A pill version of Ozempic and Wegovy, part of a new class of weight loss drugs, could soon be on the path to regulatory approval, but its manufacturer didn’t make any promises as to when it may be available on the market.
Research published Sunday (June 25) in The Lancet showed that taking a high, oral dose of semaglutide, the generic name for Ozempic and Wegovy, helped obese and overweight adults lose an average 15% of their body weight over the course of 68 weeks.
Novo Nordisk, the Danish pharmaceutical that manufactures semaglutide, plans to seek approval for an oral version of the drug in the US and Europe later this year, according to Reuters, but a launch timeline is “to be determined.” The drug is unlikely to hit markets this year, NBC reported.
Wegovy and Ozempic are already prescribed for weight loss and diabetes, but in the form of injections. A pill version of the drug, which can yield similar results to the injections, might broaden the number of individuals interested in taking the semaglutide.
“I suspect there are a lot of people that are not using these treatments because it requires an injection,” said Dr. Robert Gabbay, chief scientific and medical officer at the American Diabetes Association, to the New York Times. Having another option for consumers would be “big,” according to Gabbay.
Oral semaglutide is already approved to treat Type 2 diabetes, sold under the name Rybelsus with a maximum dose of 14 mg. The clinical trial testing oral semaglutide for weight loss used a much higher dose of 50 mg.
The craze around the “miracle” power of Ozempic as a weight loss drug has fueled both a drug shortage, and the rise of copycats.
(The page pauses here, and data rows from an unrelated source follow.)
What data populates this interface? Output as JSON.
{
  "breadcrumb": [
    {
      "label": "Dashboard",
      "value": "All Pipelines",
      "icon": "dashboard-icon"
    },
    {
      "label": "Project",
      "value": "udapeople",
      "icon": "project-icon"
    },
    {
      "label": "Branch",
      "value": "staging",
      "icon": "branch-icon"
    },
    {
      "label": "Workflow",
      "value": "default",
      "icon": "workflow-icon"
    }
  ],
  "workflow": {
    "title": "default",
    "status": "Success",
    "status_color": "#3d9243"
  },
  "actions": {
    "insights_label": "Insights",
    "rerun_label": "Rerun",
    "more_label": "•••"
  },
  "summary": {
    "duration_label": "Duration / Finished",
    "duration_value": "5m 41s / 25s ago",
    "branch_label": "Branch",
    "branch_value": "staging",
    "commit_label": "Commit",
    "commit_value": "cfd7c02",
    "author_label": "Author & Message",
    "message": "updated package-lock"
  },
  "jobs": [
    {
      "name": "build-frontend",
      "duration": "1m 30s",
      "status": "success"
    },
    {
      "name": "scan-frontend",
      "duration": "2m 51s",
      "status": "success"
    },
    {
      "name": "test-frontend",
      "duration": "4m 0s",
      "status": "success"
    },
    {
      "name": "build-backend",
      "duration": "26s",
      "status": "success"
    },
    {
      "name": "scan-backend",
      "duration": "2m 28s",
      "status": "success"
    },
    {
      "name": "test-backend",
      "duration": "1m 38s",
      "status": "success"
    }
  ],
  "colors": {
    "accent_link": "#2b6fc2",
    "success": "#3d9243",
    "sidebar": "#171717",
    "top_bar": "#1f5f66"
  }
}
Last week, Novo Nordisk announced it filed multiple lawsuits against a number of medical and wellness clinics in the US for allegedly selling counterfeit semaglutide. Meanwhile, the European Medicines Agency raised a safety signal (pdf) in May, announcing its scrutiny of semaglutide and its potential link to thyroid cancer.